Capitalism is falling apart. Tires explode, utility rates skyrocket, pharmaceuticals kill patients, telephone service is a mess, airports are gridlocked, broadcasters rip off scarce airwave spectrum for free and salmon in the Northwest are becoming transgendered and unable to breed. Even successful dot-commers are an endangered species.
Yes, Virginia, we do need government regulation. Not to build socialism but to save capitalism, because the market mechanism left to its own devices inevitably spirals out of control. Recognition of that reality has guided this country to prosperity ever since Franklin D. Roosevelt pulled us out of the Great Depression.
But in recent decades, conservative economists and their fat-cat corporate sponsors have led us down the yellow brick road of deregulation. Getting government out of the market would free creativity and investment, leading us to the magic kingdom of Oz, where all would prosper. If anything went wrong, the wizard of Oz--a k a Alan Greenspan--would make it all better.
Well, in real life, Greenspan is a competent fellow, but he knows better than anyone that, while fiddling with interest rates can modulate the business cycle, it is hardly an adequate remedy for all of the problems of a modern economy. Setting the interest rate does not ensure safe water, air, tires or medicines.
Suddenly we are confronted with a series of crises resulting from the deregulation craze, from energy policy to telecommunications, from financial markets to food and drugs. In 1996, the California Legislature deregulated the energy market. The result is now bordering on the catastrophic, with utility companies demanding enormous rate increases or they will declare bankruptcy.
Those are the same utility companies that a scant four years ago assured Californians that deregulation would lead to sharply lowered energy prices. Today, the bright spots in California are the publicly run utilities, which are not part of the deregulation scam and which, in places like Los Angeles, remain solvent and supply relatively low-cost electricity.
The same thoughtless rush to deregulation led the US Congress, also in 1996, to deregulate the telecommunications industry. The result has been across-the-board chaos in the once-efficient telephone industry: mergers of the AOL-Time Warner sort, which seriously threaten to destroy the free marketplace of ideas through corporate concentration; ballooning cable costs; the giveaway of valuable airwave spectrum to broadcasters; and the grabbing of blocks of phone numbers, creating a false area-code shortage.
Last year, Congress passed the Financial Services Modernization Act, which ended a sixty-five-year ban on the merging of banks, insurance companies and stock brokerages.
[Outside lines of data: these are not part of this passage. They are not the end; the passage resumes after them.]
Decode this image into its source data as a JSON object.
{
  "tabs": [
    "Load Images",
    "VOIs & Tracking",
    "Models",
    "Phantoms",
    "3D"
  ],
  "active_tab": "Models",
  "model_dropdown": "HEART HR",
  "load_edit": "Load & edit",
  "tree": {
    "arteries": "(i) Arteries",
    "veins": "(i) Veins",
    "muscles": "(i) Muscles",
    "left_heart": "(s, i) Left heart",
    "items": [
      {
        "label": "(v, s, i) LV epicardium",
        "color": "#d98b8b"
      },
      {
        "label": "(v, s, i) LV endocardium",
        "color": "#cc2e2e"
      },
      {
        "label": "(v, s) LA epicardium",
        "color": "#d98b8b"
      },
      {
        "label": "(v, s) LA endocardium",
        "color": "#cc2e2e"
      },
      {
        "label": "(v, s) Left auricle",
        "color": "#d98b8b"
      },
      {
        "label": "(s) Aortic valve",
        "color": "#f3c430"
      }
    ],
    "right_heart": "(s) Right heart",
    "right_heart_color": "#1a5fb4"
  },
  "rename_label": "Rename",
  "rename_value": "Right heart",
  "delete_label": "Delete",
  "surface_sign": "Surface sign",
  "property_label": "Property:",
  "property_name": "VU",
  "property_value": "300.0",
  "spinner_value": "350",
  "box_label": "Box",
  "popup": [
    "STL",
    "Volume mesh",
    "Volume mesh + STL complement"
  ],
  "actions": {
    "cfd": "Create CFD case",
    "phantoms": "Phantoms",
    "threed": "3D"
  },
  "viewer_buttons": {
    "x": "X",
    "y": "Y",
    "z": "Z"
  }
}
One consequence is that those companies also can merge your financial, medical and credit records to market your personal profile--the most sweeping invasion of personal privacy in the nation's history.
The deregulation virus is wreaking mayhem everywhere. Last week, the Los Angeles Times carried a devastating investigative story on how the US Food and Drug Administration transformed itself into a partner of the pharmaceutical industry instead of its time-honored role as watchdog over the production of medications. The Times concluded after an exhaustive two-year investigation that the "seven deadly drugs" that were approved after this expedited review process was in place are suspected in causing more than 1,000 deaths.
The mad cow epidemic in Europe and the genetic altering of US foods are both stark reminders that the rampant changes in economic production induced by scientific breakthroughs are particularly demanding of government scrutiny. Yet at a time of such change, the free-market ideologues have done everything they can to leave the public unprotected.
Those true believers in unregulated markets are abundantly represented in the forthcoming Bush Administration. They will be buttressed in their zeal to further dismantle government protection of the consumer by a vast army of lobbyists, who provide the main financial backing for both parties. For example, AT&T, which has pushed for much of the telecommunications deregulation, is the largest donor to the Republican Party and the second largest to the Democrats. The Financial Service Modernization Act passed with overwhelming bipartisan support after the most lavishly funded lobbying effort ever.
What this all adds up to is a compelling argument for mitigating the corrupting influence of corporate money over our political system.
Passage of the McCain-Feingold campaign finance reform bill would be one place to start. The revival of the consumer movement is another. We need more, not less, regulation in the public interest.
Throughout our history, when corporate greed has gotten out of hand, the public has demanded that government act. Let this be one of those times.